■ WHAT THE TASK REQUIRES
In full and without alteration, copy the listing.

■ EXTRACTED MATERIAL
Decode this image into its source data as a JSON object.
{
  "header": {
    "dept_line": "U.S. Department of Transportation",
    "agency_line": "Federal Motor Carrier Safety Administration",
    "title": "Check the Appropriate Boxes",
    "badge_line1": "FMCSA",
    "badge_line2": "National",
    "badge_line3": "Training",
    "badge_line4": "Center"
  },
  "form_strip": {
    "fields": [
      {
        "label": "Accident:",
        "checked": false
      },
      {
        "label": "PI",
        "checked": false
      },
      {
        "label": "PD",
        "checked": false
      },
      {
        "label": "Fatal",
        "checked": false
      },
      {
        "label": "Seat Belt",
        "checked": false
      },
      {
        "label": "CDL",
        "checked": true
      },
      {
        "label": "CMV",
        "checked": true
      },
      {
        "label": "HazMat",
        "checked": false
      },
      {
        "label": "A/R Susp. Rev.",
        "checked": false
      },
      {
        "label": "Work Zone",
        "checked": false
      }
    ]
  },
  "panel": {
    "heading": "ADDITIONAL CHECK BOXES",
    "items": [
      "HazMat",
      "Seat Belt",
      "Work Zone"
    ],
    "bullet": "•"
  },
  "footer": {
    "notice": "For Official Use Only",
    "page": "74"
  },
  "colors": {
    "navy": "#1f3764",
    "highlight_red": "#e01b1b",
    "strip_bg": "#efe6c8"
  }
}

■ TASK OUTPUT
Decode this image into its source data as a JSON object.
{
  "header": {
    "dept_line": "U.S. Department of Transportation",
    "agency_line": "Federal Motor Carrier Safety Administration",
    "title": "Check the Appropriate Boxes",
    "badge_line1": "FMCSA",
    "badge_line2": "National",
    "badge_line3": "Training",
    "badge_line4": "Center"
  },
  "form_strip": {
    "fields": [
      {
        "label": "Accident:",
        "checked": false
      },
      {
        "label": "PI",
        "checked": false
      },
      {
        "label": "PD",
        "checked": false
      },
      {
        "label": "Fatal",
        "checked": false
      },
      {
        "label": "Seat Belt",
        "checked": false
      },
      {
        "label": "CDL",
        "checked": true
      },
      {
        "label": "CMV",
        "checked": true
      },
      {
        "label": "HazMat",
        "checked": false
      },
      {
        "label": "A/R Susp. Rev.",
        "checked": false
      },
      {
        "label": "Work Zone",
        "checked": false
      }
    ]
  },
  "panel": {
    "heading": "ADDITIONAL CHECK BOXES",
    "items": [
      "HazMat",
      "Seat Belt",
      "Work Zone"
    ],
    "bullet": "•"
  },
  "footer": {
    "notice": "For Official Use Only",
    "page": "74"
  },
  "colors": {
    "navy": "#1f3764",
    "highlight_red": "#e01b1b",
    "strip_bg": "#efe6c8"
  }
}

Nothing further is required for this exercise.